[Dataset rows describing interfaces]
· · · · ·

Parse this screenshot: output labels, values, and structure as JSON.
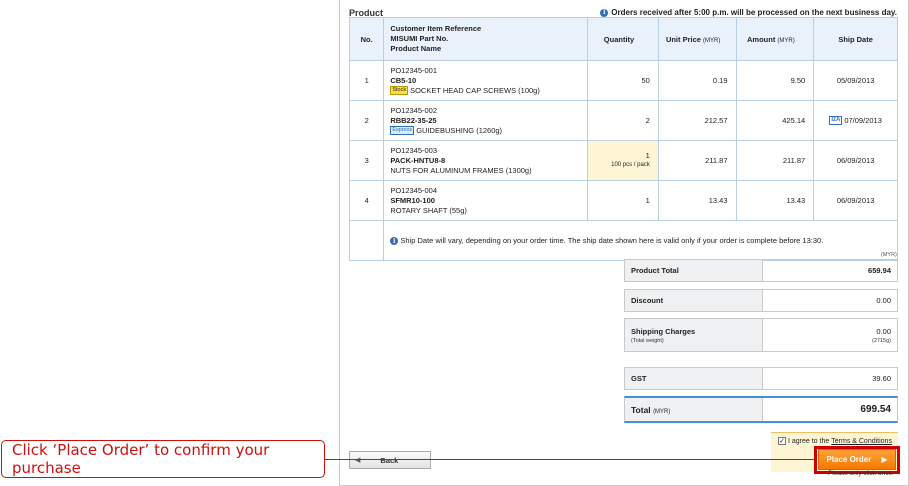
{
  "product": {
    "title": "Product",
    "notice": "Orders received after 5:00 p.m. will be processed on the next business day.",
    "headers": {
      "no": "No.",
      "desc_line1": "Customer Item Reference",
      "desc_line2": "MISUMI Part No.",
      "desc_line3": "Product Name",
      "quantity": "Quantity",
      "unit_price": "Unit Price",
      "unit_price_unit": "(MYR)",
      "amount": "Amount",
      "amount_unit": "(MYR)",
      "ship_date": "Ship Date"
    },
    "rows": [
      {
        "no": "1",
        "ref": "PO12345-001",
        "part": "CB5-10",
        "tag": "Stock",
        "name": "SOCKET HEAD CAP SCREWS (100g)",
        "qty": "50",
        "qty_sub": "",
        "price": "0.19",
        "amount": "9.50",
        "ship_tag": "",
        "ship": "05/09/2013"
      },
      {
        "no": "2",
        "ref": "PO12345-002",
        "part": "RBB22-35-25",
        "tag": "Express",
        "name": "GUIDEBUSHING (1260g)",
        "qty": "2",
        "qty_sub": "",
        "price": "212.57",
        "amount": "425.14",
        "ship_tag": "IzA",
        "ship": "07/09/2013"
      },
      {
        "no": "3",
        "ref": "PO12345-003",
        "part": "PACK-HNTU8-8",
        "tag": "",
        "name": "NUTS FOR ALUMINUM FRAMES (1300g)",
        "qty": "1",
        "qty_sub": "100 pcs / pack",
        "price": "211.87",
        "amount": "211.87",
        "ship_tag": "",
        "ship": "06/09/2013"
      },
      {
        "no": "4",
        "ref": "PO12345-004",
        "part": "SFMR10-100",
        "tag": "",
        "name": "ROTARY SHAFT (55g)",
        "qty": "1",
        "qty_sub": "",
        "price": "13.43",
        "amount": "13.43",
        "ship_tag": "",
        "ship": "06/09/2013"
      }
    ],
    "ship_note": "Ship Date will vary, depending on your order time. The ship date shown here is valid only if your order is complete before 13:30."
  },
  "summary": {
    "currency": "(MYR)",
    "product_total_label": "Product Total",
    "product_total": "659.94",
    "discount_label": "Discount",
    "discount": "0.00",
    "shipping_label": "Shipping Charges",
    "shipping_sub_label": "(Total weight)",
    "shipping": "0.00",
    "weight": "(2715g)",
    "gst_label": "GST",
    "gst": "39.60",
    "total_label": "Total",
    "total_unit": "(MYR)",
    "total": "699.54"
  },
  "footer": {
    "agree_text": "I agree to the",
    "terms_link": "Terms & Conditions",
    "back_label": "Back",
    "place_order_label": "Place Order",
    "place_note": "Please only click once."
  },
  "callout": {
    "text": "Click ‘Place Order’ to confirm your purchase"
  },
  "colors": {
    "accent_orange": "#f57900",
    "highlight_red": "#cc0000",
    "header_blue": "#e9f2fb"
  }
}
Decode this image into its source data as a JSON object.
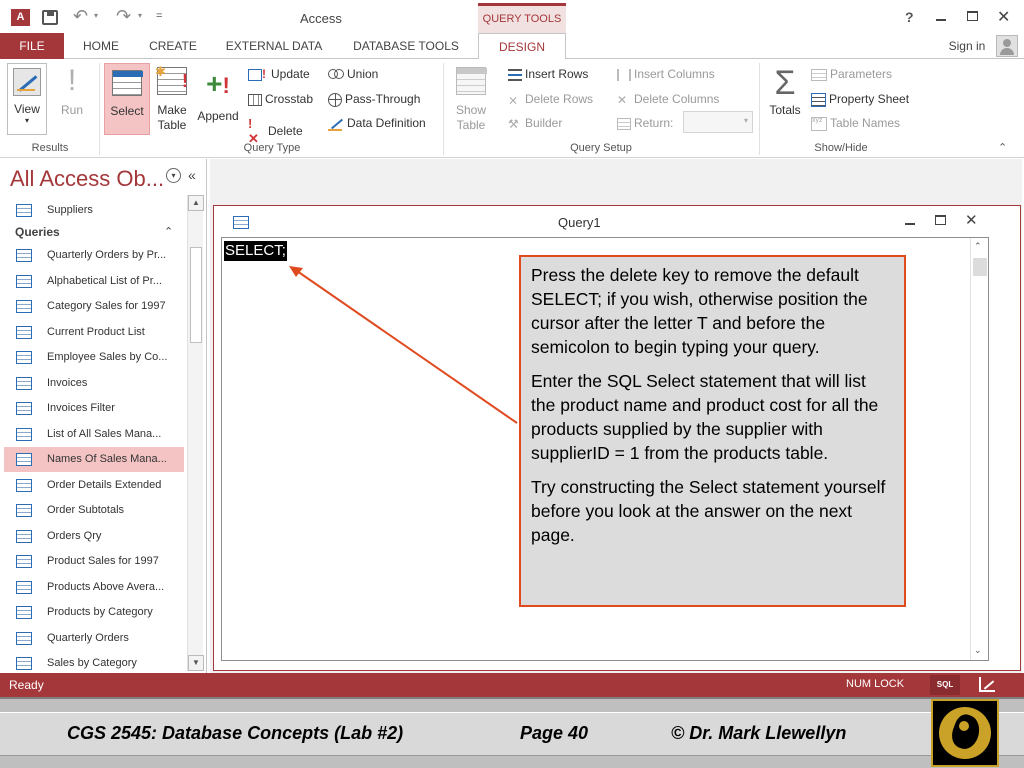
{
  "app": {
    "title": "Access",
    "help": "?",
    "context_tab_group": "QUERY TOOLS",
    "sign_in": "Sign in",
    "app_icon": "access-logo"
  },
  "quick_access": {
    "save_icon": "save-icon",
    "undo_icon": "undo-icon",
    "redo_icon": "redo-icon",
    "customize": "="
  },
  "tabs": [
    {
      "label": "FILE"
    },
    {
      "label": "HOME"
    },
    {
      "label": "CREATE"
    },
    {
      "label": "EXTERNAL DATA"
    },
    {
      "label": "DATABASE TOOLS"
    },
    {
      "label": "DESIGN"
    }
  ],
  "ribbon": {
    "results": {
      "view": "View",
      "run": "Run",
      "label": "Results"
    },
    "query_type": {
      "select": "Select",
      "make_table_1": "Make",
      "make_table_2": "Table",
      "append": "Append",
      "update": "Update",
      "crosstab": "Crosstab",
      "delete": "Delete",
      "union": "Union",
      "pass_through": "Pass-Through",
      "data_definition": "Data Definition",
      "label": "Query Type"
    },
    "query_setup": {
      "show_table_1": "Show",
      "show_table_2": "Table",
      "insert_rows": "Insert Rows",
      "delete_rows": "Delete Rows",
      "builder": "Builder",
      "insert_columns": "Insert Columns",
      "delete_columns": "Delete Columns",
      "return": "Return:",
      "label": "Query Setup"
    },
    "show_hide": {
      "totals": "Totals",
      "parameters": "Parameters",
      "property_sheet": "Property Sheet",
      "table_names": "Table Names",
      "label": "Show/Hide"
    }
  },
  "nav": {
    "title": "All Access Ob...",
    "top_item": "Suppliers",
    "section": "Queries",
    "items": [
      {
        "label": "Quarterly Orders by Pr..."
      },
      {
        "label": "Alphabetical List of Pr..."
      },
      {
        "label": "Category Sales for 1997"
      },
      {
        "label": "Current Product List"
      },
      {
        "label": "Employee Sales by Co..."
      },
      {
        "label": "Invoices"
      },
      {
        "label": "Invoices Filter"
      },
      {
        "label": "List of All Sales Mana..."
      },
      {
        "label": "Names Of Sales Mana..."
      },
      {
        "label": "Order Details Extended"
      },
      {
        "label": "Order Subtotals"
      },
      {
        "label": "Orders Qry"
      },
      {
        "label": "Product Sales for 1997"
      },
      {
        "label": "Products Above Avera..."
      },
      {
        "label": "Products by Category"
      },
      {
        "label": "Quarterly Orders"
      },
      {
        "label": "Sales by Category"
      }
    ]
  },
  "query_window": {
    "title": "Query1",
    "sql": "SELECT;"
  },
  "callout": {
    "p1": "Press the delete key to remove the default SELECT; if you wish, otherwise position the cursor after the letter T and before the semicolon to begin typing your query.",
    "p2": "Enter the SQL Select statement that will list the product name and product cost for all the products supplied by the supplier with supplierID = 1 from the products table.",
    "p3": "Try constructing the Select statement yourself before you look at the answer on the next page."
  },
  "status": {
    "ready": "Ready",
    "num_lock": "NUM LOCK",
    "sql_view": "SQL"
  },
  "footer": {
    "course": "CGS 2545: Database Concepts  (Lab #2)",
    "page": "Page 40",
    "author": "© Dr. Mark Llewellyn"
  },
  "colors": {
    "access_accent": "#a4373a",
    "callout_border": "#e04a1f",
    "selected_item": "#f4c4c5"
  }
}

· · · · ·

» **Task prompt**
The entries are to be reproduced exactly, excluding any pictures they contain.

» **Response**
Parse this screenshot: output labels, values, and structure as JSON.
{
  "product": {
    "title": "Product",
    "notice": "Orders received after 5:00 p.m. will be processed on the next business day.",
    "headers": {
      "no": "No.",
      "desc_line1": "Customer Item Reference",
      "desc_line2": "MISUMI Part No.",
      "desc_line3": "Product Name",
      "quantity": "Quantity",
      "unit_price": "Unit Price",
      "unit_price_unit": "(MYR)",
      "amount": "Amount",
      "amount_unit": "(MYR)",
      "ship_date": "Ship Date"
    },
    "rows": [
      {
        "no": "1",
        "ref": "PO12345-001",
        "part": "CB5-10",
        "tag": "Stock",
        "name": "SOCKET HEAD CAP SCREWS (100g)",
        "qty": "50",
        "qty_sub": "",
        "price": "0.19",
        "amount": "9.50",
        "ship_tag": "",
        "ship": "05/09/2013"
      },
      {
        "no": "2",
        "ref": "PO12345-002",
        "part": "RBB22-35-25",
        "tag": "Express",
        "name": "GUIDEBUSHING (1260g)",
        "qty": "2",
        "qty_sub": "",
        "price": "212.57",
        "amount": "425.14",
        "ship_tag": "IzA",
        "ship": "07/09/2013"
      },
      {
        "no": "3",
        "ref": "PO12345-003",
        "part": "PACK-HNTU8-8",
        "tag": "",
        "name": "NUTS FOR ALUMINUM FRAMES (1300g)",
        "qty": "1",
        "qty_sub": "100 pcs / pack",
        "price": "211.87",
        "amount": "211.87",
        "ship_tag": "",
        "ship": "06/09/2013"
      },
      {
        "no": "4",
        "ref": "PO12345-004",
        "part": "SFMR10-100",
        "tag": "",
        "name": "ROTARY SHAFT (55g)",
        "qty": "1",
        "qty_sub": "",
        "price": "13.43",
        "amount": "13.43",
        "ship_tag": "",
        "ship": "06/09/2013"
      }
    ],
    "ship_note": "Ship Date will vary, depending on your order time. The ship date shown here is valid only if your order is complete before 13:30."
  },
  "summary": {
    "currency": "(MYR)",
    "product_total_label": "Product Total",
    "product_total": "659.94",
    "discount_label": "Discount",
    "discount": "0.00",
    "shipping_label": "Shipping Charges",
    "shipping_sub_label": "(Total weight)",
    "shipping": "0.00",
    "weight": "(2715g)",
    "gst_label": "GST",
    "gst": "39.60",
    "total_label": "Total",
    "total_unit": "(MYR)",
    "total": "699.54"
  },
  "footer": {
    "agree_text": "I agree to the",
    "terms_link": "Terms & Conditions",
    "back_label": "Back",
    "place_order_label": "Place Order",
    "place_note": "Please only click once."
  },
  "callout": {
    "text": "Click ‘Place Order’ to confirm your purchase"
  },
  "colors": {
    "accent_orange": "#f57900",
    "highlight_red": "#cc0000",
    "header_blue": "#e9f2fb"
  }
}
Decode this image into its source data as a JSON object.
{
  "app": {
    "title": "Access",
    "help": "?",
    "context_tab_group": "QUERY TOOLS",
    "sign_in": "Sign in",
    "app_icon": "access-logo"
  },
  "quick_access": {
    "save_icon": "save-icon",
    "undo_icon": "undo-icon",
    "redo_icon": "redo-icon",
    "customize": "="
  },
  "tabs": [
    {
      "label": "FILE"
    },
    {
      "label": "HOME"
    },
    {
      "label": "CREATE"
    },
    {
      "label": "EXTERNAL DATA"
    },
    {
      "label": "DATABASE TOOLS"
    },
    {
      "label": "DESIGN"
    }
  ],
  "ribbon": {
    "results": {
      "view": "View",
      "run": "Run",
      "label": "Results"
    },
    "query_type": {
      "select": "Select",
      "make_table_1": "Make",
      "make_table_2": "Table",
      "append": "Append",
      "update": "Update",
      "crosstab": "Crosstab",
      "delete": "Delete",
      "union": "Union",
      "pass_through": "Pass-Through",
      "data_definition": "Data Definition",
      "label": "Query Type"
    },
    "query_setup": {
      "show_table_1": "Show",
      "show_table_2": "Table",
      "insert_rows": "Insert Rows",
      "delete_rows": "Delete Rows",
      "builder": "Builder",
      "insert_columns": "Insert Columns",
      "delete_columns": "Delete Columns",
      "return": "Return:",
      "label": "Query Setup"
    },
    "show_hide": {
      "totals": "Totals",
      "parameters": "Parameters",
      "property_sheet": "Property Sheet",
      "table_names": "Table Names",
      "label": "Show/Hide"
    }
  },
  "nav": {
    "title": "All Access Ob...",
    "top_item": "Suppliers",
    "section": "Queries",
    "items": [
      {
        "label": "Quarterly Orders by Pr..."
      },
      {
        "label": "Alphabetical List of Pr..."
      },
      {
        "label": "Category Sales for 1997"
      },
      {
        "label": "Current Product List"
      },
      {
        "label": "Employee Sales by Co..."
      },
      {
        "label": "Invoices"
      },
      {
        "label": "Invoices Filter"
      },
      {
        "label": "List of All Sales Mana..."
      },
      {
        "label": "Names Of Sales Mana..."
      },
      {
        "label": "Order Details Extended"
      },
      {
        "label": "Order Subtotals"
      },
      {
        "label": "Orders Qry"
      },
      {
        "label": "Product Sales for 1997"
      },
      {
        "label": "Products Above Avera..."
      },
      {
        "label": "Products by Category"
      },
      {
        "label": "Quarterly Orders"
      },
      {
        "label": "Sales by Category"
      }
    ]
  },
  "query_window": {
    "title": "Query1",
    "sql": "SELECT;"
  },
  "callout": {
    "p1": "Press the delete key to remove the default SELECT; if you wish, otherwise position the cursor after the letter T and before the semicolon to begin typing your query.",
    "p2": "Enter the SQL Select statement that will list the product name and product cost for all the products supplied by the supplier with supplierID = 1 from the products table.",
    "p3": "Try constructing the Select statement yourself before you look at the answer on the next page."
  },
  "status": {
    "ready": "Ready",
    "num_lock": "NUM LOCK",
    "sql_view": "SQL"
  },
  "footer": {
    "course": "CGS 2545: Database Concepts  (Lab #2)",
    "page": "Page 40",
    "author": "© Dr. Mark Llewellyn"
  },
  "colors": {
    "access_accent": "#a4373a",
    "callout_border": "#e04a1f",
    "selected_item": "#f4c4c5"
  }
}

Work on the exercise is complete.